In TV shows and in movies, characters are often heard to say, “I plead the Fifth” or “I exercise my right to not incriminate myself” or “under the advice of counsel, I assert my Fifth Amendment privilege.” This statement is also commonly heard in real life.

How do you plead the Fifth Amendment in court?

Pleading the 5th means that you, the witness, may decline to answer questions that may tend to incriminate you. The 5th Amendment to the United States Constitution affords all individuals the Privilege Against Self-Incrimination – nor shall [any person] be compelled in any criminal case to be a witness against himself.

What happens if you are subpoenaed and don’t want to testify?

Information for the person subpoenaed When served with a subpoena, you must comply with it. If you do not comply with a subpoena, a court may issue a warrant for your arrest, and order you to pay any costs caused by your non-compliance. A court may also find you guilty of contempt of court.

Can you plead the 5th at any time?

Criminal court witnesses can also take the Fifth if they feel that their response might incriminate them in the crime for which the defendant is being tried—or even in another crime. … However, they can only plead the Fifth to protect themselves, not the individual on trial or anyone else.

What does I plead the 2nd mean?

It means the militia was in an effective shape to fight.” In other words, it didn’t mean the state was controlling the militia in a certain way, but rather that the militia was prepared to do its duty.

Why is it bad to plead the Fifth?

If a witness chooses to plead the fifth, unlike criminal defendants, this does not allow them to avoid testifying altogether. Witnesses subpoenaed to testify must testify, but can plead the fifth for questions that they deem are self-incriminating.

How many times can you plead the Fifth?

You must expressly state that you are pleading the fifth for the court to uphold your right. Often, only two groups can plead the fifth: A defendant who is being charged with a crime and is refusing to testify in their own trial.

Does pleading the Fifth mean you’re guilty?

But it’s worth pointing out that innocent people, as well as guilty people, can have perfectly justifiable reasons to plead the Fifth. … The Supreme Court affirmed this in Ohio v. Reiner.

Can you be forced to testify?
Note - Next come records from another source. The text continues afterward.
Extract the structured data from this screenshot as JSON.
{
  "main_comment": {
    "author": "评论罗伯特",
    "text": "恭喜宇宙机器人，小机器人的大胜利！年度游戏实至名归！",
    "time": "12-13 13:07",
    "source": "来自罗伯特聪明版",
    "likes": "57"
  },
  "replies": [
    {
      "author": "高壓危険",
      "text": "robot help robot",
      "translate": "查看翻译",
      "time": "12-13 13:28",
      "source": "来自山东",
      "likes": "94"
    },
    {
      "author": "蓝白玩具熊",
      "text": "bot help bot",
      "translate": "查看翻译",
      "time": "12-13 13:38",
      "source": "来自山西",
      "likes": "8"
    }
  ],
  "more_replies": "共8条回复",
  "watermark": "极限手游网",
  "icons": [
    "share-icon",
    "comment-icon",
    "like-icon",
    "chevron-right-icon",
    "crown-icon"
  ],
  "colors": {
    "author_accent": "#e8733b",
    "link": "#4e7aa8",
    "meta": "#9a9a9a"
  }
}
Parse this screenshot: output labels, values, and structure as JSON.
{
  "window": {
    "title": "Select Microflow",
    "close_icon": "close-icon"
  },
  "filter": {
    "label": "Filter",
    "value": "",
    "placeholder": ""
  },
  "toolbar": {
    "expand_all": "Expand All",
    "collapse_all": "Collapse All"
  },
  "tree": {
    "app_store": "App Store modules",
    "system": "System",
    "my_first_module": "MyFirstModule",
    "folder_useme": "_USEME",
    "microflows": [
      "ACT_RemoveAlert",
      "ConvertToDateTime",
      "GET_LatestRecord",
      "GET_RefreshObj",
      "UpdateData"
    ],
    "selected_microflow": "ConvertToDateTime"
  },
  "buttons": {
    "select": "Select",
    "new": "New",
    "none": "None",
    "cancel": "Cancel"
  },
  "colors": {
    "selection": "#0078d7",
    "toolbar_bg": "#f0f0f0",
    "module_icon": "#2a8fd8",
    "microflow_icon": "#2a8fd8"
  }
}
The section recognises that forcing family members to testify against one another can harm the family unit, and that harming the family unit is undesirable. However, the protection does not apply in all situations.